The Abstract Expressionist painter Grace Hartigan died over the weekend in Baltimore. I hadn’t given her much thought in recent years until last summer, when a couple of her canvases turned up in “Action/Abstraction”, the excellent show organized by the Jewish Museum in New York that’s now at the St. Louis Art Museum. (And which heads next to the Albright-Knox in Buffalo.) In the 1950s Hartigan, along with Helen Frankenthaler, Joan Mitchell, Lee Krasner and a few others, was one of the very small handful of prominent women abstractionists. (And even then they were treated much of the time as a kind of ladies auxilliary to the all important boy’s club of guys like Pollock and de Kooning.) She was included in two of the most important group shows of the decade, “Twelve Americans” at the Museum of Modern Art in 1956 and MOMA’s even more crucial “New American Painting”, the famous victory lap exhibition that MOMA sent all over Europe, more or less to announce that New York had now trumped Paris as the capital of modern art. In that one, among 17 artists, she was the only woman.

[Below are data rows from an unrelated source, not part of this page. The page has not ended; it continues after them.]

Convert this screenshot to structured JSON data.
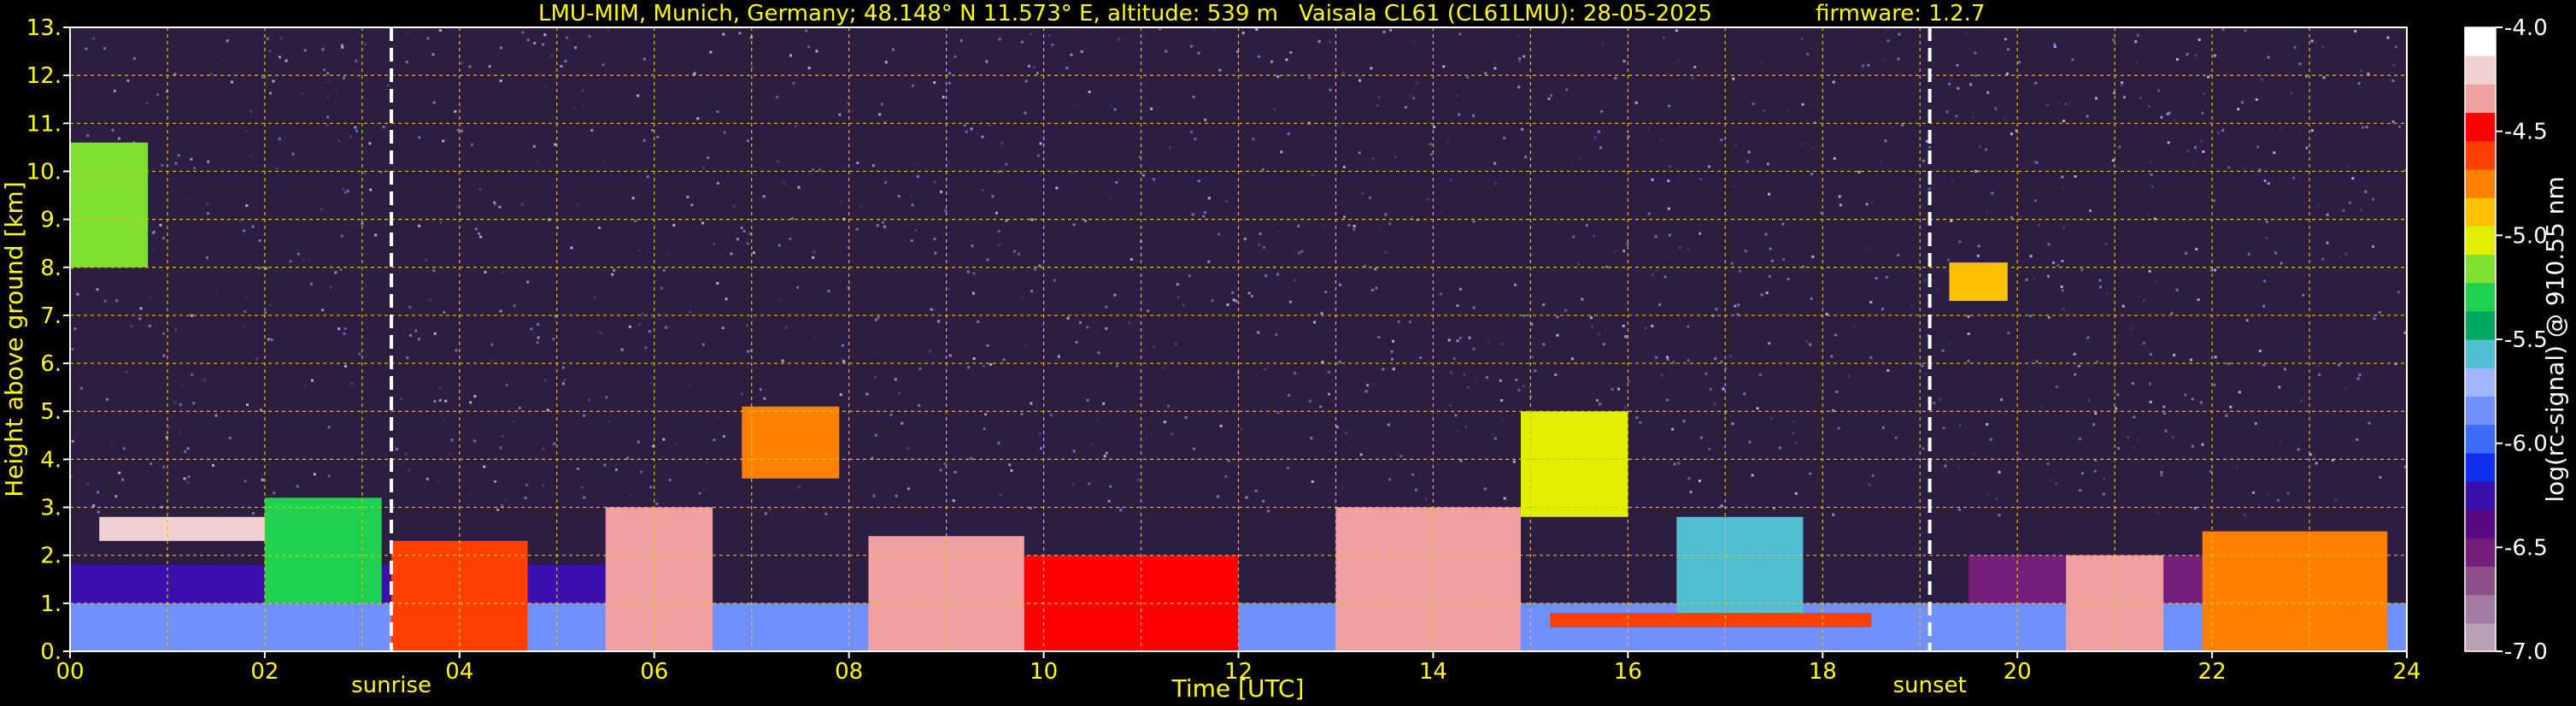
{
  "chart_data": {
    "type": "heatmap",
    "title_parts": [
      "LMU-MIM, Munich, Germany; 48.148° N 11.573° E, altitude: 539 m",
      "Vaisala CL61 (CL61LMU): 28-05-2025",
      "firmware: 1.2.7"
    ],
    "xlabel": "Time [UTC]",
    "ylabel": "Height above ground [km]",
    "x_range_hours": [
      0,
      24
    ],
    "x_ticks": [
      "00",
      "02",
      "04",
      "06",
      "08",
      "10",
      "12",
      "14",
      "16",
      "18",
      "20",
      "22",
      "24"
    ],
    "y_range_km": [
      0,
      13
    ],
    "y_ticks": [
      "0.",
      "1.",
      "2.",
      "3.",
      "4.",
      "5.",
      "6.",
      "7.",
      "8.",
      "9.",
      "10.",
      "11.",
      "12.",
      "13."
    ],
    "grid": true,
    "events": [
      {
        "label": "sunrise",
        "hour": 3.3
      },
      {
        "label": "sunset",
        "hour": 19.1
      }
    ],
    "colorbar": {
      "label": "log(rc-signal) @ 910.55 nm",
      "range": [
        -7.0,
        -4.0
      ],
      "ticks": [
        "-4.0",
        "-4.5",
        "-5.0",
        "-5.5",
        "-6.0",
        "-6.5",
        "-7.0"
      ],
      "colors": [
        "#b9a0b4",
        "#a37aa0",
        "#8c4f8c",
        "#751f7a",
        "#5a0a80",
        "#3a10b0",
        "#1030f0",
        "#3a6cf8",
        "#7090ff",
        "#a0b4ff",
        "#50c0d0",
        "#00a860",
        "#20d050",
        "#80e030",
        "#e0f000",
        "#ffc000",
        "#ff8000",
        "#ff4000",
        "#ff0000",
        "#f0a0a0",
        "#f0d0d0",
        "#ffffff"
      ]
    },
    "cloud_layers": [
      {
        "start": 0.0,
        "end": 24.0,
        "bottom": 0.0,
        "top": 1.0,
        "value": -5.9
      },
      {
        "start": 0.0,
        "end": 5.5,
        "bottom": 1.0,
        "top": 1.8,
        "value": -6.3
      },
      {
        "start": 19.5,
        "end": 23.5,
        "bottom": 1.0,
        "top": 2.0,
        "value": -6.5
      },
      {
        "start": 0.0,
        "end": 0.8,
        "bottom": 8.0,
        "top": 10.6,
        "value": -5.2
      },
      {
        "start": 0.3,
        "end": 2.3,
        "bottom": 2.3,
        "top": 2.8,
        "value": -4.2
      },
      {
        "start": 2.0,
        "end": 3.2,
        "bottom": 1.0,
        "top": 3.2,
        "value": -5.3
      },
      {
        "start": 3.3,
        "end": 4.7,
        "bottom": 0.0,
        "top": 2.3,
        "value": -4.6
      },
      {
        "start": 5.5,
        "end": 6.6,
        "bottom": 0.0,
        "top": 3.0,
        "value": -4.4
      },
      {
        "start": 6.9,
        "end": 7.9,
        "bottom": 3.6,
        "top": 5.1,
        "value": -4.8
      },
      {
        "start": 8.2,
        "end": 9.8,
        "bottom": 0.0,
        "top": 2.4,
        "value": -4.3
      },
      {
        "start": 9.8,
        "end": 12.0,
        "bottom": 0.0,
        "top": 2.0,
        "value": -4.5
      },
      {
        "start": 13.0,
        "end": 14.9,
        "bottom": 0.0,
        "top": 3.0,
        "value": -4.4
      },
      {
        "start": 14.9,
        "end": 16.0,
        "bottom": 2.8,
        "top": 5.0,
        "value": -5.0
      },
      {
        "start": 15.2,
        "end": 18.5,
        "bottom": 0.5,
        "top": 0.8,
        "value": -4.6
      },
      {
        "start": 16.5,
        "end": 17.8,
        "bottom": 0.8,
        "top": 2.8,
        "value": -5.6
      },
      {
        "start": 19.3,
        "end": 19.9,
        "bottom": 7.3,
        "top": 8.1,
        "value": -4.9
      },
      {
        "start": 20.5,
        "end": 21.5,
        "bottom": 0.0,
        "top": 2.0,
        "value": -4.3
      },
      {
        "start": 21.9,
        "end": 23.8,
        "bottom": 0.0,
        "top": 2.5,
        "value": -4.7
      }
    ]
  }
}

For a time Hartigan also had the support of Clement Greenberg, the all powerful critic whose competition with Harold Rosenberg for influence over American art is the organizing theme of the “Action/Abstraction” show. It was Greenberg who persuaded the Manhattan gallerist Tibor de Nagy to give Hartigan her first solo exhibition in 1952. But for Greenberg the only kind of painting that mattered was resolutely abstract. And in the early ’50s Hartigan committed the unthinkable sin of re-introducing vaguely representational imagery into her work, generally I would say with a debt to Matisse. Those faint allusions to landscape in New England October, the picture up top, are typical. Likewise the references to a fruit stand in Summer Street.
Greenberg was horrified by the new turn in Haritgan’s work and never supported it again. In the (very good) catalogue for the “Action/Abstraction” show there’s a passage where Hartigan describes a studio visit from Greenberg that went badly.

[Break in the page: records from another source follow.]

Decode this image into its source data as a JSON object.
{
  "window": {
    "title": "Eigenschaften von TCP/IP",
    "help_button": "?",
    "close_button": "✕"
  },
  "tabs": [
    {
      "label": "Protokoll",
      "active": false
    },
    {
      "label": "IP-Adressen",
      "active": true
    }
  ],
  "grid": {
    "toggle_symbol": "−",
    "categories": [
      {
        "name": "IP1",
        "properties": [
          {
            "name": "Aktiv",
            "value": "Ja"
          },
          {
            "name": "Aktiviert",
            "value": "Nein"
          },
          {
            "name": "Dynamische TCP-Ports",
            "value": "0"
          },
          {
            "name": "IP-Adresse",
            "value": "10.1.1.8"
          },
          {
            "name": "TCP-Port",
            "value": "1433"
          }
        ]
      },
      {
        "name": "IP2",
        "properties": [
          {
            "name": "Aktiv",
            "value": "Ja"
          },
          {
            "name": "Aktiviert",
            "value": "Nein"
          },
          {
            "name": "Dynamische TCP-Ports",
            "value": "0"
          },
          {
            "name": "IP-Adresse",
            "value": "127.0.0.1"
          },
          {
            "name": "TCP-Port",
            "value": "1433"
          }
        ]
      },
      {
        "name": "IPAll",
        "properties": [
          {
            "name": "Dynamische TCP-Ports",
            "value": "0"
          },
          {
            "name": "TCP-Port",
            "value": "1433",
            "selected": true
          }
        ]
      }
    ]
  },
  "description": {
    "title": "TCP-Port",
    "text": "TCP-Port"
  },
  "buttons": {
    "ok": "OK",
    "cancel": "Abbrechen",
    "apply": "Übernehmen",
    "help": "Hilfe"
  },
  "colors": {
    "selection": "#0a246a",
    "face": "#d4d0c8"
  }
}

“I was furious and screamed at him that day in my studio, and when he left, I remember breaking some cups and saucers and glasses or whatever — hurling them after him when it was too late to hit him.”
This might explain why Hartigan’s name doesn’t appear anywhere in Art and Culture, the collection of essays Greenberg published in 1961. And it’s probably true that her work in that vein helped inspire a lot of insipid suburban semi-abstraction in the years that followed. But Hartigan was a sophisticated colorist, and in her best work had an interesting way of blurring the line between abstraction and representation, flatness and depth, interior and exterior. In that connection, New England October looks pretty good to me, but Summer Street starts crossing a line into kitsch — maybe it’s that green striped melon in the upper third.

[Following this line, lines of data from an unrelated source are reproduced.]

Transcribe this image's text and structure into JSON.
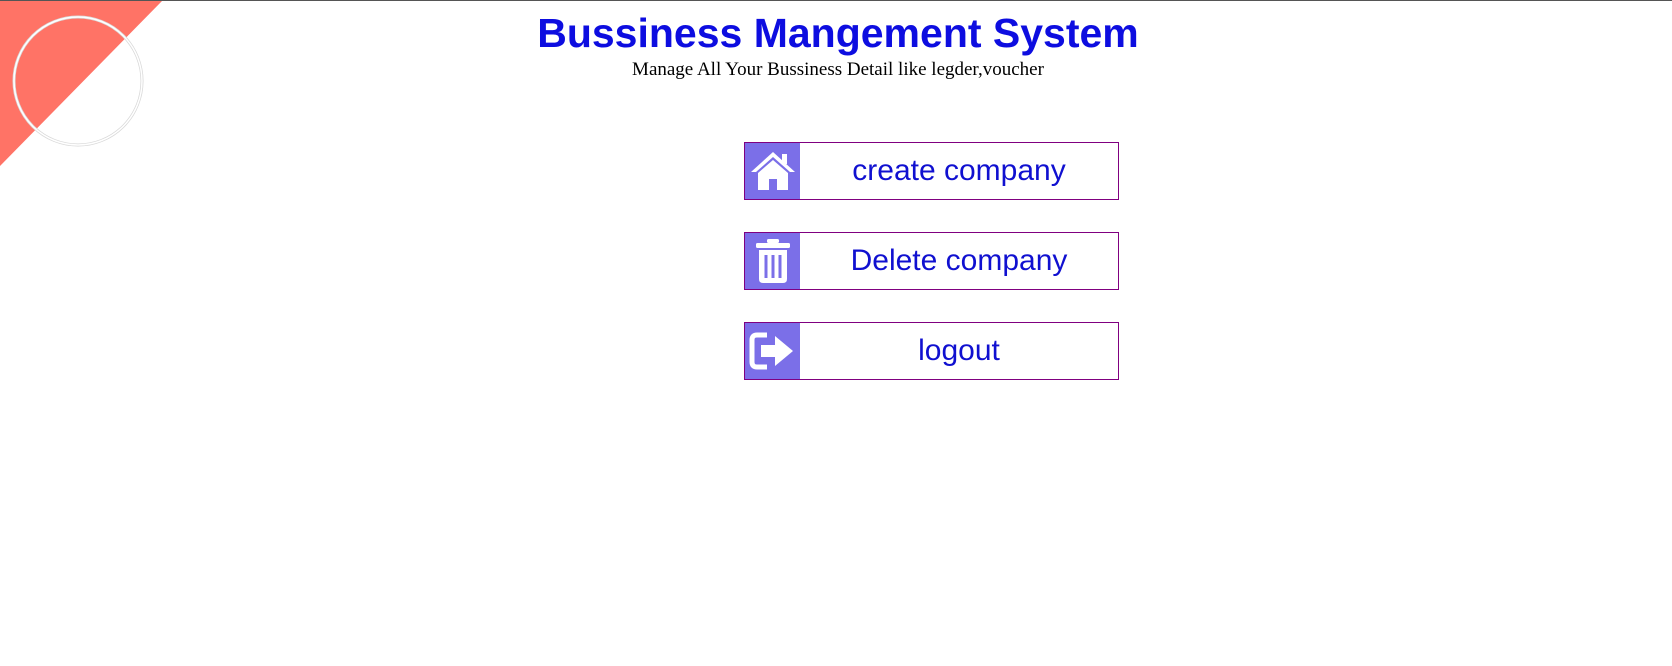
{
  "header": {
    "title": "Bussiness Mangement System",
    "subtitle": "Manage All Your Bussiness Detail like legder,voucher"
  },
  "actions": [
    {
      "label": "create company",
      "icon": "home-icon"
    },
    {
      "label": "Delete company",
      "icon": "trash-icon"
    },
    {
      "label": "logout",
      "icon": "logout-icon"
    }
  ],
  "colors": {
    "title": "#0d0de0",
    "button_text": "#1010d0",
    "icon_background": "#7b6fe8",
    "button_border": "#800080",
    "corner_accent": "#ff7366"
  }
}
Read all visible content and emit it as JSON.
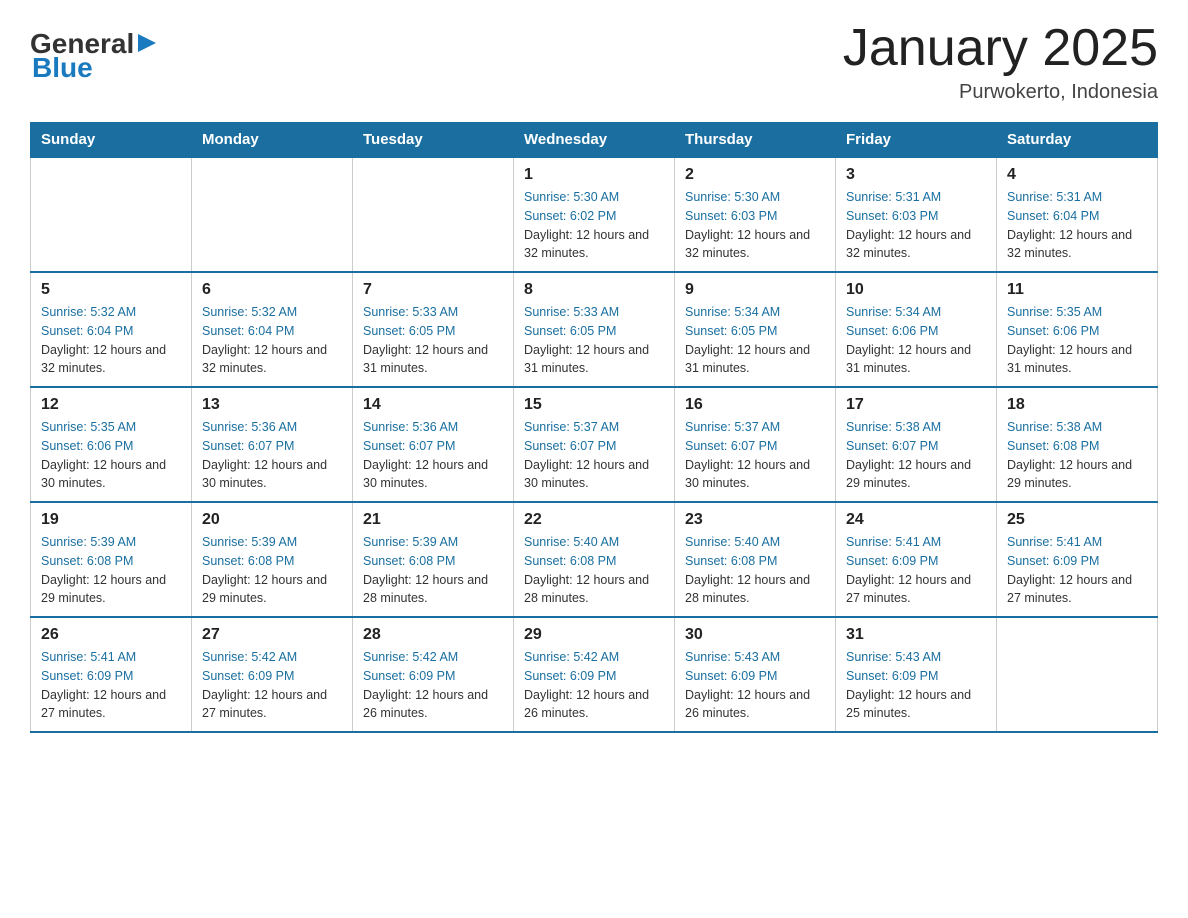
{
  "header": {
    "logo": {
      "general": "General",
      "blue": "Blue"
    },
    "title": "January 2025",
    "subtitle": "Purwokerto, Indonesia"
  },
  "calendar": {
    "days_of_week": [
      "Sunday",
      "Monday",
      "Tuesday",
      "Wednesday",
      "Thursday",
      "Friday",
      "Saturday"
    ],
    "weeks": [
      [
        {
          "day": "",
          "sunrise": "",
          "sunset": "",
          "daylight": ""
        },
        {
          "day": "",
          "sunrise": "",
          "sunset": "",
          "daylight": ""
        },
        {
          "day": "",
          "sunrise": "",
          "sunset": "",
          "daylight": ""
        },
        {
          "day": "1",
          "sunrise": "Sunrise: 5:30 AM",
          "sunset": "Sunset: 6:02 PM",
          "daylight": "Daylight: 12 hours and 32 minutes."
        },
        {
          "day": "2",
          "sunrise": "Sunrise: 5:30 AM",
          "sunset": "Sunset: 6:03 PM",
          "daylight": "Daylight: 12 hours and 32 minutes."
        },
        {
          "day": "3",
          "sunrise": "Sunrise: 5:31 AM",
          "sunset": "Sunset: 6:03 PM",
          "daylight": "Daylight: 12 hours and 32 minutes."
        },
        {
          "day": "4",
          "sunrise": "Sunrise: 5:31 AM",
          "sunset": "Sunset: 6:04 PM",
          "daylight": "Daylight: 12 hours and 32 minutes."
        }
      ],
      [
        {
          "day": "5",
          "sunrise": "Sunrise: 5:32 AM",
          "sunset": "Sunset: 6:04 PM",
          "daylight": "Daylight: 12 hours and 32 minutes."
        },
        {
          "day": "6",
          "sunrise": "Sunrise: 5:32 AM",
          "sunset": "Sunset: 6:04 PM",
          "daylight": "Daylight: 12 hours and 32 minutes."
        },
        {
          "day": "7",
          "sunrise": "Sunrise: 5:33 AM",
          "sunset": "Sunset: 6:05 PM",
          "daylight": "Daylight: 12 hours and 31 minutes."
        },
        {
          "day": "8",
          "sunrise": "Sunrise: 5:33 AM",
          "sunset": "Sunset: 6:05 PM",
          "daylight": "Daylight: 12 hours and 31 minutes."
        },
        {
          "day": "9",
          "sunrise": "Sunrise: 5:34 AM",
          "sunset": "Sunset: 6:05 PM",
          "daylight": "Daylight: 12 hours and 31 minutes."
        },
        {
          "day": "10",
          "sunrise": "Sunrise: 5:34 AM",
          "sunset": "Sunset: 6:06 PM",
          "daylight": "Daylight: 12 hours and 31 minutes."
        },
        {
          "day": "11",
          "sunrise": "Sunrise: 5:35 AM",
          "sunset": "Sunset: 6:06 PM",
          "daylight": "Daylight: 12 hours and 31 minutes."
        }
      ],
      [
        {
          "day": "12",
          "sunrise": "Sunrise: 5:35 AM",
          "sunset": "Sunset: 6:06 PM",
          "daylight": "Daylight: 12 hours and 30 minutes."
        },
        {
          "day": "13",
          "sunrise": "Sunrise: 5:36 AM",
          "sunset": "Sunset: 6:07 PM",
          "daylight": "Daylight: 12 hours and 30 minutes."
        },
        {
          "day": "14",
          "sunrise": "Sunrise: 5:36 AM",
          "sunset": "Sunset: 6:07 PM",
          "daylight": "Daylight: 12 hours and 30 minutes."
        },
        {
          "day": "15",
          "sunrise": "Sunrise: 5:37 AM",
          "sunset": "Sunset: 6:07 PM",
          "daylight": "Daylight: 12 hours and 30 minutes."
        },
        {
          "day": "16",
          "sunrise": "Sunrise: 5:37 AM",
          "sunset": "Sunset: 6:07 PM",
          "daylight": "Daylight: 12 hours and 30 minutes."
        },
        {
          "day": "17",
          "sunrise": "Sunrise: 5:38 AM",
          "sunset": "Sunset: 6:07 PM",
          "daylight": "Daylight: 12 hours and 29 minutes."
        },
        {
          "day": "18",
          "sunrise": "Sunrise: 5:38 AM",
          "sunset": "Sunset: 6:08 PM",
          "daylight": "Daylight: 12 hours and 29 minutes."
        }
      ],
      [
        {
          "day": "19",
          "sunrise": "Sunrise: 5:39 AM",
          "sunset": "Sunset: 6:08 PM",
          "daylight": "Daylight: 12 hours and 29 minutes."
        },
        {
          "day": "20",
          "sunrise": "Sunrise: 5:39 AM",
          "sunset": "Sunset: 6:08 PM",
          "daylight": "Daylight: 12 hours and 29 minutes."
        },
        {
          "day": "21",
          "sunrise": "Sunrise: 5:39 AM",
          "sunset": "Sunset: 6:08 PM",
          "daylight": "Daylight: 12 hours and 28 minutes."
        },
        {
          "day": "22",
          "sunrise": "Sunrise: 5:40 AM",
          "sunset": "Sunset: 6:08 PM",
          "daylight": "Daylight: 12 hours and 28 minutes."
        },
        {
          "day": "23",
          "sunrise": "Sunrise: 5:40 AM",
          "sunset": "Sunset: 6:08 PM",
          "daylight": "Daylight: 12 hours and 28 minutes."
        },
        {
          "day": "24",
          "sunrise": "Sunrise: 5:41 AM",
          "sunset": "Sunset: 6:09 PM",
          "daylight": "Daylight: 12 hours and 27 minutes."
        },
        {
          "day": "25",
          "sunrise": "Sunrise: 5:41 AM",
          "sunset": "Sunset: 6:09 PM",
          "daylight": "Daylight: 12 hours and 27 minutes."
        }
      ],
      [
        {
          "day": "26",
          "sunrise": "Sunrise: 5:41 AM",
          "sunset": "Sunset: 6:09 PM",
          "daylight": "Daylight: 12 hours and 27 minutes."
        },
        {
          "day": "27",
          "sunrise": "Sunrise: 5:42 AM",
          "sunset": "Sunset: 6:09 PM",
          "daylight": "Daylight: 12 hours and 27 minutes."
        },
        {
          "day": "28",
          "sunrise": "Sunrise: 5:42 AM",
          "sunset": "Sunset: 6:09 PM",
          "daylight": "Daylight: 12 hours and 26 minutes."
        },
        {
          "day": "29",
          "sunrise": "Sunrise: 5:42 AM",
          "sunset": "Sunset: 6:09 PM",
          "daylight": "Daylight: 12 hours and 26 minutes."
        },
        {
          "day": "30",
          "sunrise": "Sunrise: 5:43 AM",
          "sunset": "Sunset: 6:09 PM",
          "daylight": "Daylight: 12 hours and 26 minutes."
        },
        {
          "day": "31",
          "sunrise": "Sunrise: 5:43 AM",
          "sunset": "Sunset: 6:09 PM",
          "daylight": "Daylight: 12 hours and 25 minutes."
        },
        {
          "day": "",
          "sunrise": "",
          "sunset": "",
          "daylight": ""
        }
      ]
    ]
  }
}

By 1960 Hartigan had moved to Baltimore to follow her new husband, a research scientist at Johns Hopkins. It wouldn’t be true to say she fell off the radar but in those days the American art world was even more New York-centric than it is now. Then Pop came along, a movement she hated. (Pop was cool, Hartigan was tempestuous on the canvas and in life.) Though she had a long and successful career as a teacher in Baltimore, and continued to paint and exhibit, she was certainly never as famous again.
One of her most intense personal relationships was with the poet Frank O’Hara. Though he was gay, she once said that their bond was more intense than any she ever had with a straight guy. O’Hara died in the summer of 1966 when he was hit by a jeep on the beach at Fire Island. On his gravestone today there are some lines of his poetry. “Grace /to be born and live as variously as possible”. Those words are supposed to have been written for her, and maybe they could be her epitaph, too, for a painter who went her own way, even if sometimes that took her to the margins.